-- Aim of the exercise --
Review the listing and copy each line that holds the word "JSON".
*** Opening Dataset ***
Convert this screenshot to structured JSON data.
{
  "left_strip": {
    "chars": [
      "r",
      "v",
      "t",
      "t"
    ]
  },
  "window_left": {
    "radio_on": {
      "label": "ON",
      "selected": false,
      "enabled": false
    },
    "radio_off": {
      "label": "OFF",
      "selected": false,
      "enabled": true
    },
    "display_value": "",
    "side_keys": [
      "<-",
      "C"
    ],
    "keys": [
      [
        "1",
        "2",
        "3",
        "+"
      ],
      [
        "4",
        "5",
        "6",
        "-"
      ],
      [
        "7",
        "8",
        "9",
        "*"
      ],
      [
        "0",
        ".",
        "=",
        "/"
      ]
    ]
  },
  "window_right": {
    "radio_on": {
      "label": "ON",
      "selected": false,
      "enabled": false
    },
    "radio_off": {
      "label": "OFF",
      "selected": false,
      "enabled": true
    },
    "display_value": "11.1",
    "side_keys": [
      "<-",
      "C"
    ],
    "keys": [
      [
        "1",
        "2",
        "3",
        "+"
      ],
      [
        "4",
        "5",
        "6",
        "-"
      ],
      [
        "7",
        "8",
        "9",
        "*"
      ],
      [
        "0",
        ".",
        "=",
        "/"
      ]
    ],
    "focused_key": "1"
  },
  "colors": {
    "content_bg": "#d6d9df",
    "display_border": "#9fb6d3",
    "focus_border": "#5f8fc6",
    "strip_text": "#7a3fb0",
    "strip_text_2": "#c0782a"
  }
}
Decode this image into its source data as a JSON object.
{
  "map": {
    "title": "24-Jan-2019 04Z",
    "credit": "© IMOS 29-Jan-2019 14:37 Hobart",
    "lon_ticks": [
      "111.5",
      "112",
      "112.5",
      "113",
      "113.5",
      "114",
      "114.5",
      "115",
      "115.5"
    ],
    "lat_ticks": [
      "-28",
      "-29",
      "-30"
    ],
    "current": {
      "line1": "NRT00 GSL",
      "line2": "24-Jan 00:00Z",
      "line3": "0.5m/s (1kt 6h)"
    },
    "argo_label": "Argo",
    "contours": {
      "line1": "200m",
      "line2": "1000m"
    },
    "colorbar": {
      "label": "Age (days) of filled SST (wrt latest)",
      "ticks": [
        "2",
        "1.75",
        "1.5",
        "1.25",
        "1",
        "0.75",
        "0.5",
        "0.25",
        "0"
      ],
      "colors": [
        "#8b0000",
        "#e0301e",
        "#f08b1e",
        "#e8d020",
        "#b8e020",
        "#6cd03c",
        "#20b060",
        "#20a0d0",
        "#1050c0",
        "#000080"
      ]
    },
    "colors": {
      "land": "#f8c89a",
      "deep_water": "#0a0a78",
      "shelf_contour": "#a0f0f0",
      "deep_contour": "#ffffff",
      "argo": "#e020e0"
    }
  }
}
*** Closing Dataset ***
-- Response area --
Convert this screenshot to structured JSON data.
Decode this image into its source data as a JSON object.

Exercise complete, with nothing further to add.